Stored items from a collection:
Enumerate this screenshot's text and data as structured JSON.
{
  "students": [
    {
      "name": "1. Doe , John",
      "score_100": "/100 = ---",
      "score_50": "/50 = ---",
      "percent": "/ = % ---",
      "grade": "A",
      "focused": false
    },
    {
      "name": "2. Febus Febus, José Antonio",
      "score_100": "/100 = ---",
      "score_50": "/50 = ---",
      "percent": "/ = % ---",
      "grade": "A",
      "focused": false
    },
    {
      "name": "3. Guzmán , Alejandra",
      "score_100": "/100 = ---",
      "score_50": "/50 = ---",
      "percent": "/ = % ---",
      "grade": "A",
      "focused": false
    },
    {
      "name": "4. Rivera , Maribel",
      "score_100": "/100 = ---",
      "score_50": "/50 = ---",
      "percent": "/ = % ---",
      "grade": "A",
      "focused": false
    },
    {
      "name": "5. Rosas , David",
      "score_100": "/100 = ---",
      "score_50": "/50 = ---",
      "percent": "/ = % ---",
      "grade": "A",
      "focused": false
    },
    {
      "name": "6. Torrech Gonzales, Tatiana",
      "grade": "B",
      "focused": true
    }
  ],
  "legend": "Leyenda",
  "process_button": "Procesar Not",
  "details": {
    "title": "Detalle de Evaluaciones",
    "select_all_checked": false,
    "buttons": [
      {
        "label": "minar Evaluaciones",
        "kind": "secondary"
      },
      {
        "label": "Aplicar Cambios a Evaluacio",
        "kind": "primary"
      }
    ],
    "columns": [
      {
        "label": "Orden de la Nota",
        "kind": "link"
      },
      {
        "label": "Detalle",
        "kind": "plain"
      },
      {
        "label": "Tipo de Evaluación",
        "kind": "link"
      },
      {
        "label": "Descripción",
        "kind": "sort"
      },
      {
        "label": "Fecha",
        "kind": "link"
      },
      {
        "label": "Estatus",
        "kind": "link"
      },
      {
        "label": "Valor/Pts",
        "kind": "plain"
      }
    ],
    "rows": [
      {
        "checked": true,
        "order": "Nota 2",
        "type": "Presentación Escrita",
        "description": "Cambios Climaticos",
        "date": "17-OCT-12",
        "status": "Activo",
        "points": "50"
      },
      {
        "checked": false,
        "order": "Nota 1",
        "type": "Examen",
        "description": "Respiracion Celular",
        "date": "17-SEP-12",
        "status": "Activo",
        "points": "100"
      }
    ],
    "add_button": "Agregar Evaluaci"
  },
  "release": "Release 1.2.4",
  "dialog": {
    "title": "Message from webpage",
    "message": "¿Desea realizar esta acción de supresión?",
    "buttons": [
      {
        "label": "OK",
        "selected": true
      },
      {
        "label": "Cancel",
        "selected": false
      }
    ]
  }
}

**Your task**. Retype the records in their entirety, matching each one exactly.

**Answer section**.
Enumerate this screenshot's text and data as structured JSON.
{
  "students": [
    {
      "name": "1. Doe , John",
      "score_100": "/100 = ---",
      "score_50": "/50 = ---",
      "percent": "/ = % ---",
      "grade": "A",
      "focused": false
    },
    {
      "name": "2. Febus Febus, José Antonio",
      "score_100": "/100 = ---",
      "score_50": "/50 = ---",
      "percent": "/ = % ---",
      "grade": "A",
      "focused": false
    },
    {
      "name": "3. Guzmán , Alejandra",
      "score_100": "/100 = ---",
      "score_50": "/50 = ---",
      "percent": "/ = % ---",
      "grade": "A",
      "focused": false
    },
    {
      "name": "4. Rivera , Maribel",
      "score_100": "/100 = ---",
      "score_50": "/50 = ---",
      "percent": "/ = % ---",
      "grade": "A",
      "focused": false
    },
    {
      "name": "5. Rosas , David",
      "score_100": "/100 = ---",
      "score_50": "/50 = ---",
      "percent": "/ = % ---",
      "grade": "A",
      "focused": false
    },
    {
      "name": "6. Torrech Gonzales, Tatiana",
      "grade": "B",
      "focused": true
    }
  ],
  "legend": "Leyenda",
  "process_button": "Procesar Not",
  "details": {
    "title": "Detalle de Evaluaciones",
    "select_all_checked": false,
    "buttons": [
      {
        "label": "minar Evaluaciones",
        "kind": "secondary"
      },
      {
        "label": "Aplicar Cambios a Evaluacio",
        "kind": "primary"
      }
    ],
    "columns": [
      {
        "label": "Orden de la Nota",
        "kind": "link"
      },
      {
        "label": "Detalle",
        "kind": "plain"
      },
      {
        "label": "Tipo de Evaluación",
        "kind": "link"
      },
      {
        "label": "Descripción",
        "kind": "sort"
      },
      {
        "label": "Fecha",
        "kind": "link"
      },
      {
        "label": "Estatus",
        "kind": "link"
      },
      {
        "label": "Valor/Pts",
        "kind": "plain"
      }
    ],
    "rows": [
      {
        "checked": true,
        "order": "Nota 2",
        "type": "Presentación Escrita",
        "description": "Cambios Climaticos",
        "date": "17-OCT-12",
        "status": "Activo",
        "points": "50"
      },
      {
        "checked": false,
        "order": "Nota 1",
        "type": "Examen",
        "description": "Respiracion Celular",
        "date": "17-SEP-12",
        "status": "Activo",
        "points": "100"
      }
    ],
    "add_button": "Agregar Evaluaci"
  },
  "release": "Release 1.2.4",
  "dialog": {
    "title": "Message from webpage",
    "message": "¿Desea realizar esta acción de supresión?",
    "buttons": [
      {
        "label": "OK",
        "selected": true
      },
      {
        "label": "Cancel",
        "selected": false
      }
    ]
  }
}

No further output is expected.